Then he compared himself to one of the Founding Fathers: “If I must join Alexander Hamilton, the first person attempted to be censored by this House, so be it. It is done.”
New York Rep. John Katko, the ranking Republican on the Homeland Security Committee, said the censure was “overly broad” and “took some swipes at the Republican Party as a whole.” He said any formal disciplinary move should be up to GOP leadership.
Rep. Louie Gohmert, R-Texas, said that when his staff showed him the video, he “couldn’t see the stuff they were talking about.”
Pelosi did not seem swayed.
“These actions demand a response,” the California Democrat said. “We cannot have a member joking about murdering each other or threatening the president of the United States. This is both an endangerment of our elected officials and an insult to the institution of the House of Representatives.” (The animated video Gosar posted also showed him attacking President Joe Biden with swords.)
‘Cut and dry’
Ocasio-Cortez said in a floor speech that such depictions are part of a larger trend of “racist misogyny” that has resulted in “dampening the participation” of those who are targeted.
“And so this vote is not as complex as perhaps the Republican leader would like to make folks believe. It’s pretty cut and dry. Does anyone in this chamber find this behavior acceptable? Would you allow depictions of violence against women, against colleagues? Would you allow that in your home? Do you think this should happen on a school board? In a city council? In a church? And if it’s not acceptable there, why should it be accepted here?” she said.
Gosar sat in the back of the chamber, alone, looking down as debate on his censure progressed.

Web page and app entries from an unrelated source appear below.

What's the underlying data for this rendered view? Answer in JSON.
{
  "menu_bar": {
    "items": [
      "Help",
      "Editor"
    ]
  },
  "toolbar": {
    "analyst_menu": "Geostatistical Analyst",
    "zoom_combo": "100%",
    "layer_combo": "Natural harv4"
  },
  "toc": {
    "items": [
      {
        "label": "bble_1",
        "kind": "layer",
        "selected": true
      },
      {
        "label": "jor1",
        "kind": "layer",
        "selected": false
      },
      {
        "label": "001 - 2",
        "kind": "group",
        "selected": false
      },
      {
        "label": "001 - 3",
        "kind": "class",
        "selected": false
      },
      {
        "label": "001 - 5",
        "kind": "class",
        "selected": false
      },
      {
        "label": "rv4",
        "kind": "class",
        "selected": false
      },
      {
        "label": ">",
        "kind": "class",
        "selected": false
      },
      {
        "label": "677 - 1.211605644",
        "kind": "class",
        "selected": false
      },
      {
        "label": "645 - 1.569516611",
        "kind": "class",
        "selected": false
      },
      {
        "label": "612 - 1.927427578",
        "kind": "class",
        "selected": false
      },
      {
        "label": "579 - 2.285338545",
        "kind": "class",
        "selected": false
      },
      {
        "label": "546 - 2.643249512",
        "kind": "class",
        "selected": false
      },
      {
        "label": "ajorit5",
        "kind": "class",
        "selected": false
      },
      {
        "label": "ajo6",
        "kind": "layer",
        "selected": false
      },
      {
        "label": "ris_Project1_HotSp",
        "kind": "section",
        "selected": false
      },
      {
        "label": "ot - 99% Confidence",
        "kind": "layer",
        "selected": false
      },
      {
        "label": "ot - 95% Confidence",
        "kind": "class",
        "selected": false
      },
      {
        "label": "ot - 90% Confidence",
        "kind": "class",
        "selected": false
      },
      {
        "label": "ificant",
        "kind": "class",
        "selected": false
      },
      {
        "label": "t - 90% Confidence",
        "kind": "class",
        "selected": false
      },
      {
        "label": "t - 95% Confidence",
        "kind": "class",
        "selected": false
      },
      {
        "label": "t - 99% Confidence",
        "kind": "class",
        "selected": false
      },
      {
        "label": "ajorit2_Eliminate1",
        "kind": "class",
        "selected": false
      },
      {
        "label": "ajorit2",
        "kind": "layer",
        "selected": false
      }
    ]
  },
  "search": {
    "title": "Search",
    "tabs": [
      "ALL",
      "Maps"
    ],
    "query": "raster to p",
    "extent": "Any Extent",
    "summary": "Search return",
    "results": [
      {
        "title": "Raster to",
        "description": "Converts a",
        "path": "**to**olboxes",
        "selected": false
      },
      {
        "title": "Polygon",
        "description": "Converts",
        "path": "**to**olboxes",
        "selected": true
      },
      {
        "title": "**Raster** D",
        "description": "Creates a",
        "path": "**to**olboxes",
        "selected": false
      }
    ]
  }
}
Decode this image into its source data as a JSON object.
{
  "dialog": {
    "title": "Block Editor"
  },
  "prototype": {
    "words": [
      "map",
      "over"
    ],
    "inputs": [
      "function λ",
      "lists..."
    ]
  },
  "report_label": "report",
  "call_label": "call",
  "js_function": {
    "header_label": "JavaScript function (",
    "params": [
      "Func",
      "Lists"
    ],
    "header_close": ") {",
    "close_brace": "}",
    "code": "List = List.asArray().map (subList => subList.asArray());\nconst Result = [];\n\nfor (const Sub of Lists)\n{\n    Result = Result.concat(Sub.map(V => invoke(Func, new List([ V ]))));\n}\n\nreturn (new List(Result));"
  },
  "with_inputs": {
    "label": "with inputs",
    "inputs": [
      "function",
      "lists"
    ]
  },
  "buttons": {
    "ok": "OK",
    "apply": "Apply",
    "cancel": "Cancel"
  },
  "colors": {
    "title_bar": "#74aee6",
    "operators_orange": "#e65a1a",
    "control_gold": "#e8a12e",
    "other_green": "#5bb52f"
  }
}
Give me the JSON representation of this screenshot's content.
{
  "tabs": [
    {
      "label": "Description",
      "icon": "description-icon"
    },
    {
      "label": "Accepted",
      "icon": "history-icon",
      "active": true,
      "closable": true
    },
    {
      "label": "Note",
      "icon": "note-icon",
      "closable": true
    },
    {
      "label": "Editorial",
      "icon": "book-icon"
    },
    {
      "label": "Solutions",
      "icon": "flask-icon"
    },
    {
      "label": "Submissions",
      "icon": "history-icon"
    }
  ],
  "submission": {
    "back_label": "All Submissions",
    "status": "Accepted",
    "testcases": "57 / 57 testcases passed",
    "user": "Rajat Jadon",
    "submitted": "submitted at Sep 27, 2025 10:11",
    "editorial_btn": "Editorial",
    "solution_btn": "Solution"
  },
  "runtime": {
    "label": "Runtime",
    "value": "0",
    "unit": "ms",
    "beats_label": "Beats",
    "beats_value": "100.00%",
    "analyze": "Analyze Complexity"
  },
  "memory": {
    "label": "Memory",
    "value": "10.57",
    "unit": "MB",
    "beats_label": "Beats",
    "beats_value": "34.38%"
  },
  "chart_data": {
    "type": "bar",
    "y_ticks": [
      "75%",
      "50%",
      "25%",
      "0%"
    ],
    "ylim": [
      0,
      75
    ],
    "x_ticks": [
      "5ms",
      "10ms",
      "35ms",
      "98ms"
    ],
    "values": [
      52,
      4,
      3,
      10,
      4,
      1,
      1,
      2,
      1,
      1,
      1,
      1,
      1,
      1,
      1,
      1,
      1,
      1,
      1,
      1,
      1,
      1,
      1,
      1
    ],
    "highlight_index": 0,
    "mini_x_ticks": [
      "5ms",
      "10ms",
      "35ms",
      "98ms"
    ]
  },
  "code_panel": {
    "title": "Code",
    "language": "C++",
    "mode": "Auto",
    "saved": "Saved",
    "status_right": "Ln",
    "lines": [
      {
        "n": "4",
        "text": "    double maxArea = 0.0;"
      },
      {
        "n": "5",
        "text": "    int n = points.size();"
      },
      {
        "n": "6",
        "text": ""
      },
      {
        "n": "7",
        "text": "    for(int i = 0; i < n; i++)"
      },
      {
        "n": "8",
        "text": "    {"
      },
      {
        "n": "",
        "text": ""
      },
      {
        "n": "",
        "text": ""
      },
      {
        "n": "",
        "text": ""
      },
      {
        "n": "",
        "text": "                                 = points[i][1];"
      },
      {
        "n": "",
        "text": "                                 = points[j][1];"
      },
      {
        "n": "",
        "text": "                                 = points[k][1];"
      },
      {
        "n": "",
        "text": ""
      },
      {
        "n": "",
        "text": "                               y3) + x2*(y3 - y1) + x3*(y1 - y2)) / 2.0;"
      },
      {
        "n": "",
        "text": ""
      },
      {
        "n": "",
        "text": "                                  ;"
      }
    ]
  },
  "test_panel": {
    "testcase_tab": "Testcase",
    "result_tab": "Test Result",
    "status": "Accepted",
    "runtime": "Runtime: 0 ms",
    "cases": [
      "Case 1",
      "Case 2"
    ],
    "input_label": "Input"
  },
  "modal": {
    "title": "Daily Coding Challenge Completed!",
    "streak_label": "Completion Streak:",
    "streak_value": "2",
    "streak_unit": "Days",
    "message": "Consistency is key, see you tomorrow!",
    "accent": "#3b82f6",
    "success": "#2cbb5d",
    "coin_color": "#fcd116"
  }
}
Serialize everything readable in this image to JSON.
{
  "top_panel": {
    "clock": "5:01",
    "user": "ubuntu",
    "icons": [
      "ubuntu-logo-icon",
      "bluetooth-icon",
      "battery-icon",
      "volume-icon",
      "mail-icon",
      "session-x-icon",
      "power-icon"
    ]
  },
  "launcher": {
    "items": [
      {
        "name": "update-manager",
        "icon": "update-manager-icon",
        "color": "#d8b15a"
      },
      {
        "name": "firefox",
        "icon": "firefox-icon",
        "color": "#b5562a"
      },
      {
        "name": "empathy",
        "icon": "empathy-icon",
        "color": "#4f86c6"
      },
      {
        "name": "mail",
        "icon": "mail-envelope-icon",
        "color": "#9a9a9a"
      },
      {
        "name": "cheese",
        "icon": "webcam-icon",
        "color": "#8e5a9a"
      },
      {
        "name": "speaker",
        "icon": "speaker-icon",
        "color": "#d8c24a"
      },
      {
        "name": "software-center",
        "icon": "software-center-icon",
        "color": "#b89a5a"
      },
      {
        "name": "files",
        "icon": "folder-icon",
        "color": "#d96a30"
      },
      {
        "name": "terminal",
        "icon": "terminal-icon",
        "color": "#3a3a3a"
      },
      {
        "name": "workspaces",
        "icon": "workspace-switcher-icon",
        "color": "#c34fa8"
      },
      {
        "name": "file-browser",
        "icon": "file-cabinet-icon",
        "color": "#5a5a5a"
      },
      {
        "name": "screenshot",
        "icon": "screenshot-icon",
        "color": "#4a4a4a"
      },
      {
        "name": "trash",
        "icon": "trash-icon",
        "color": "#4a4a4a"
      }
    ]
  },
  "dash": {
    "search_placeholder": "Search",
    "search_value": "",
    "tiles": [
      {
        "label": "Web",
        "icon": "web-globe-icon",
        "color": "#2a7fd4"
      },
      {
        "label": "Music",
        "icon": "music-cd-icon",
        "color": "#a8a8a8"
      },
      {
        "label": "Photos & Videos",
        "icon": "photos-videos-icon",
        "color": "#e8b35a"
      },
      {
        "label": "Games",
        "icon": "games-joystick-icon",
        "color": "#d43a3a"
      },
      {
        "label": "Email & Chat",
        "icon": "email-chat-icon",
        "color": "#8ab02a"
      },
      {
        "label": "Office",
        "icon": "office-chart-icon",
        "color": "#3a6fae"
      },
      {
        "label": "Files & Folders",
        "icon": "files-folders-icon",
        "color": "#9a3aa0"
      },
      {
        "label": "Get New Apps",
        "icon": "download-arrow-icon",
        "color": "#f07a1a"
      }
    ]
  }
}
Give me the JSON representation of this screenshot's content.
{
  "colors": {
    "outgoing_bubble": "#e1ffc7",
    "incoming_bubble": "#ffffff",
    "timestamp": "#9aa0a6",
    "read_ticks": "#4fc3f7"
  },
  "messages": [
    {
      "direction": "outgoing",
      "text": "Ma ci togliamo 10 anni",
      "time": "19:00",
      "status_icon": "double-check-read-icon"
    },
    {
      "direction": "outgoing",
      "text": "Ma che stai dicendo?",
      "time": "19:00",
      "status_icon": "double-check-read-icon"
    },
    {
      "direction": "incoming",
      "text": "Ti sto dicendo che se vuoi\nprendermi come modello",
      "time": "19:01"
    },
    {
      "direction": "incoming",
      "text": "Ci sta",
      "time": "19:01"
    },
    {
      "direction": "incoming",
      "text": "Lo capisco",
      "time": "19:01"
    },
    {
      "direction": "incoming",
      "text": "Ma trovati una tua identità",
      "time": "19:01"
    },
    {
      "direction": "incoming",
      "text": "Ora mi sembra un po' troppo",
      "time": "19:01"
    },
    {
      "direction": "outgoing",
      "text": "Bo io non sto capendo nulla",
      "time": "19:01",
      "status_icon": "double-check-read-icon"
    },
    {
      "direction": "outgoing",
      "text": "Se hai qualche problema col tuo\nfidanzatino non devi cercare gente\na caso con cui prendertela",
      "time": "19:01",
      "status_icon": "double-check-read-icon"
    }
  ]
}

When votes were being taken, Gosar and Greene embraced with Gosar putting his left arm around Greene.
Pennsylvania Democrat Mary Gay Scanlon, citing the violence of the Jan. 6 insurrection and increased threats against members, said Gosar’s actions must be held accountable and taken seriously.
“So when a member of this Congress fantasizes in public about beheading another member of Congress, it is not fantasy to think that there are Americans out there who take such a video as a call to action,” she said.
“His behavior promotes violence, and if he were working in any other workplace he would have been fired,” said California Democrat Zoe Lofgren, who chairs the House Administration Committee.
When asked why the Democrats haven’t taken the step to expel Gosar, Lofgren said, “As a practical matter it takes a two-thirds vote to expel, and you can see that the Republicans are defending his misconduct.”
Originally, Gosar was only going to be kicked off the Oversight Committee and remain on Natural Resources, but Natural Resources Chairman Raúl M. Grijalva of Arizona and his staff pushed to get Gosar off that panel as well. “Initially, we were left off that list, and we felt that if we’re going to do that action on Oversight, that Resources has to be included as well, and they did,” Grijalva said.
Gosar posted the video on his official Twitter account on Nov. 7. He then used his personal Twitter to quote tweet the video and commended his staff’s work in composing it, noting their “creativity” was “off the hook.”
Gosar has since removed the posts and taken down the video. He issued a statement on Nov. 9, but instead of apologizing said the video had been mischaracterized and was “in no way intended to be a targeted attack against Representative Cortez or Mr. Biden.”
Gosar addressed the GOP Conference at a Tuesday meeting in which he spoke for a few minutes and told colleagues the video was never meant to espouse violence. The members felt Gosar took it seriously and they were ready to move on, according to a source who was present.